Visiting places where Catholics are a minority is also part of Francis’ policy of drawing attention to people and problems in what he has called the peripheries of society and of the world.

“In fact, there is a kind of freshness and spiritual fervour here, typical of the early Churches and reminiscent of the Acts of the Apostles in the Gospel: small, simple communities, lively and open, where people pay attention to each other. It is also an encouragement for our young Church to continue along the path we have begun, a path of dialogue and friendship, in the footsteps of the missionaries who have gone before us, and who silently gave their lives for the Gospel and for this people,” says Cardinal Marengo.

Working hand-in-hand with local partners for over a decade, this trip comes ten years after the visit of the late Bishop Wenceslao Padilla, CICM, Bishop and Prefect of the Apostolic Prefecture of Mongolia, at the occasion of World Mission Month in 2013. He was one of the key founders of the Catholic Church in Mongolia.

Invited by Catholic Mission to Australia, Bishop Wenceslao Padilla shared the missionary journey of the Catholic Church in Mongolia, stating that:

“There was nothing. There was no church structure. There was not Catholic – no Mongolian Catholic. We really started from zero”.

Catholic Mission, as part of Pontifical Mission Societies, was able to help this young Church by funding the construction of Ger churches and purchasing of furniture, as well as providing support to communities most in need by supporting programs for children with disabilities.

Continuing this long-standing relationship, early this year, Catholic Mission’s Regional Mission Development Office in Cambodia welcomed one of the Cardinal’s delegates to engage in workshops and visit several Catholic Mission supported projects in Cambodia, a great opportunity for collaboration and developing further opportunities.

Catholic Mission is now supporting the Salesian Fathers Vocational Training Centre in Mongolia, dedicated to providing skills training for young people.

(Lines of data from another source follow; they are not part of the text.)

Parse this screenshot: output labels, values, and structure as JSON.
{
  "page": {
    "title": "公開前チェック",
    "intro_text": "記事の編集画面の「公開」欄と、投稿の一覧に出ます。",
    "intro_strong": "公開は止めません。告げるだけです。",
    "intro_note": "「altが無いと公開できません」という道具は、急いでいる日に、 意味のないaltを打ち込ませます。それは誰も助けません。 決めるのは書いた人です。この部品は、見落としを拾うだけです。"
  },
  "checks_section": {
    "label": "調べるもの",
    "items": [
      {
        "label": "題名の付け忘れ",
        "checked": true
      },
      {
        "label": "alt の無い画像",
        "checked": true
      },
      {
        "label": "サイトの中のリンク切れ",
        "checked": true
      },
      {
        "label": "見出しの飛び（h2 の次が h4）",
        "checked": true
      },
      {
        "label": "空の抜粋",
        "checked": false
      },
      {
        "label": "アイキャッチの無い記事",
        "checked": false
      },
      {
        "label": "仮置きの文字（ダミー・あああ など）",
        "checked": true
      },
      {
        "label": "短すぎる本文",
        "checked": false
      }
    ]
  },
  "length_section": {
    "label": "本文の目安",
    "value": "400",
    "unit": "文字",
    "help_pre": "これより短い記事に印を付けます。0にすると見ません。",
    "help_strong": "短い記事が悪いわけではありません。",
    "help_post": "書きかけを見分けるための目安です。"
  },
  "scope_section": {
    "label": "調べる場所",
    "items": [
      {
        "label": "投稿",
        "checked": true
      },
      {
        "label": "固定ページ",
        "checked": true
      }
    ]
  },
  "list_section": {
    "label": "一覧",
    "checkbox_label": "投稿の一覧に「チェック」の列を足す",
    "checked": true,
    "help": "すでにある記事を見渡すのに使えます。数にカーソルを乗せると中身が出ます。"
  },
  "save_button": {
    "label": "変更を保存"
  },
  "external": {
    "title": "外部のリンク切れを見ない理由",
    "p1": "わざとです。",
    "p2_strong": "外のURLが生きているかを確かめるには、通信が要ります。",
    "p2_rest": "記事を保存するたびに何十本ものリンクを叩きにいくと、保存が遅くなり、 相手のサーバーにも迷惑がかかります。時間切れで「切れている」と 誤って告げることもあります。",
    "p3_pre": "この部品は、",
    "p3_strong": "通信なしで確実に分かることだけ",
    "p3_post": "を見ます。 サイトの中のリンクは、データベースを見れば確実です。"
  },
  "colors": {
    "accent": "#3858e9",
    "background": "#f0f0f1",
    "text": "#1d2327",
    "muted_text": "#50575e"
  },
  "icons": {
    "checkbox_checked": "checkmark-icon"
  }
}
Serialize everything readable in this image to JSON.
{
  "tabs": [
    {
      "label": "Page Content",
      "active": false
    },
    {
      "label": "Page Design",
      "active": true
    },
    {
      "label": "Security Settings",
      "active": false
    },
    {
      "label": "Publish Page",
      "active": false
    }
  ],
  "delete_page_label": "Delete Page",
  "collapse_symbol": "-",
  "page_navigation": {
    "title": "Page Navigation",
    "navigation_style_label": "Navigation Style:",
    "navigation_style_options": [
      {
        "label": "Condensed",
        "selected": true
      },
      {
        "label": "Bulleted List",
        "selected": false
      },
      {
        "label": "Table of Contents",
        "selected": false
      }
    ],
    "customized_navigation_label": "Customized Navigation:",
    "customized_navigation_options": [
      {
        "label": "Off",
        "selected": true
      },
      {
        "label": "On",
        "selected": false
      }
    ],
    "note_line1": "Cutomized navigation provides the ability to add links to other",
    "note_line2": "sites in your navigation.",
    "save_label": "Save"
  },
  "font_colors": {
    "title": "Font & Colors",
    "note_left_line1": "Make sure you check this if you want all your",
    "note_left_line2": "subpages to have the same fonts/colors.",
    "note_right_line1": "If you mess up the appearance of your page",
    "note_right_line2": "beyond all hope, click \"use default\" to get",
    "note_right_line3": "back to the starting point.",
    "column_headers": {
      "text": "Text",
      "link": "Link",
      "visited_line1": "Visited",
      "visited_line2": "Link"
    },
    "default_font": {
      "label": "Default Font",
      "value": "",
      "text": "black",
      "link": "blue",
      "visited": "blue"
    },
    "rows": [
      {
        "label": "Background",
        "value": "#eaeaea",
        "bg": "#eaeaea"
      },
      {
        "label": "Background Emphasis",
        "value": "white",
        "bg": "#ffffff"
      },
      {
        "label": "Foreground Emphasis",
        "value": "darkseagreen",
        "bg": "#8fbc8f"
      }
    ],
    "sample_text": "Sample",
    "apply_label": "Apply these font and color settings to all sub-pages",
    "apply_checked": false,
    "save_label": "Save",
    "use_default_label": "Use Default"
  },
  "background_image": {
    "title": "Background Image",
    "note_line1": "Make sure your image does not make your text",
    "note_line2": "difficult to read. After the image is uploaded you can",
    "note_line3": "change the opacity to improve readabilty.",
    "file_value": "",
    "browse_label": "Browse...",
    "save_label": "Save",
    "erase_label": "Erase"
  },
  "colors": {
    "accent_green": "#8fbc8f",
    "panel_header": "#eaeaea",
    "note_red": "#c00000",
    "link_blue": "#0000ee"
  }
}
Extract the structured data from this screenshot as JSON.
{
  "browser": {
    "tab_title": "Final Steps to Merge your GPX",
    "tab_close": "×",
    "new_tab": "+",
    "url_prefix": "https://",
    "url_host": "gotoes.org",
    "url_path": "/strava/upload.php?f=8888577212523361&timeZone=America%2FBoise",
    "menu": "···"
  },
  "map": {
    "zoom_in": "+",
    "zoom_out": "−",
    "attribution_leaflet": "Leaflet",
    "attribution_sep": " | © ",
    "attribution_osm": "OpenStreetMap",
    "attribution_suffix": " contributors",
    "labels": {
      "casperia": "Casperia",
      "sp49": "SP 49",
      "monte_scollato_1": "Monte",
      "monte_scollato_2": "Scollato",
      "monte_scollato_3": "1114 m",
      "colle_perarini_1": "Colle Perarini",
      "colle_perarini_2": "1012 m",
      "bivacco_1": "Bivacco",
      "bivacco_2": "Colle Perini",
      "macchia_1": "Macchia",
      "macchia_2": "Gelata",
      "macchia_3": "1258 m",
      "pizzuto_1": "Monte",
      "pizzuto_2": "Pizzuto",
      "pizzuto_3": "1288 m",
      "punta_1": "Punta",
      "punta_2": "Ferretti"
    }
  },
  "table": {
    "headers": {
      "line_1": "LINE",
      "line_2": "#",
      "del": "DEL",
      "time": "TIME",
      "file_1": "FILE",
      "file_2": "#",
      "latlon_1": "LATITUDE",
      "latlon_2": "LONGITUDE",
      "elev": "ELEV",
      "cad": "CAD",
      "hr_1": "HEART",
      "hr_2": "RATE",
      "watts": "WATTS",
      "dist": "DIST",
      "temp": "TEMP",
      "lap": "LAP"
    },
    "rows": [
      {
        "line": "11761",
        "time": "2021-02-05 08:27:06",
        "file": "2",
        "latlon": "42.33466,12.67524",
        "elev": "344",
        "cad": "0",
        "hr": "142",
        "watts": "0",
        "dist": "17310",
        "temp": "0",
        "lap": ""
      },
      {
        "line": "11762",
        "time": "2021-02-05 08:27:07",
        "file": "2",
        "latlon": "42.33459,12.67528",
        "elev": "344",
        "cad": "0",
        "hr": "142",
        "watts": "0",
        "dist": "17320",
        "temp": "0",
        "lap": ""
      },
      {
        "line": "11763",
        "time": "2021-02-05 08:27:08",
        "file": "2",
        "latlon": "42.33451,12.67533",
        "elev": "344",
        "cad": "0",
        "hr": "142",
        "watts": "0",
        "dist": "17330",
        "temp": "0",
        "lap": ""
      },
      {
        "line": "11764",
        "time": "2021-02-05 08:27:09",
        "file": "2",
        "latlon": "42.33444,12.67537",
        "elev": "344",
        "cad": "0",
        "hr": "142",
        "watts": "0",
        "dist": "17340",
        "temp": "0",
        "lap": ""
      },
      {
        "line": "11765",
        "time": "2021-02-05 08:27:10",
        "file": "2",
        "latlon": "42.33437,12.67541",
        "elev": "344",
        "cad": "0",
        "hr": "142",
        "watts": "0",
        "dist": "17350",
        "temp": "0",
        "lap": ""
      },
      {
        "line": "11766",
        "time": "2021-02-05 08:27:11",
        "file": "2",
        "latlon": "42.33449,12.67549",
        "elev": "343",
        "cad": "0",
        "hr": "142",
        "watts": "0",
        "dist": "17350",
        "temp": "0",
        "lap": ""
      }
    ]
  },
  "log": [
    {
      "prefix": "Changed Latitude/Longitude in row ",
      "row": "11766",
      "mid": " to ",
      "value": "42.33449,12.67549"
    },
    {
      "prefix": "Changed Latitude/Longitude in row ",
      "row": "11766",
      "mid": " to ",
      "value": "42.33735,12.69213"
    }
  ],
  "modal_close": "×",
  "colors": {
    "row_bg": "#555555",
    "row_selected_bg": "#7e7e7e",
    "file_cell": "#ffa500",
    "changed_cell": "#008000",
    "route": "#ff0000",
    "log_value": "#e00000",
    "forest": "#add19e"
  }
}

Over the coming years, Catholic Mission’s commitment will extend to facilitating the upgrading of equipment and the launching of an electrical training program. This project is in addition to supporting the Prefecture in launching the House of Mercy Project.

Catholic Mission is looking forward to continuing to accompany the Church in Mongolia in the coming years.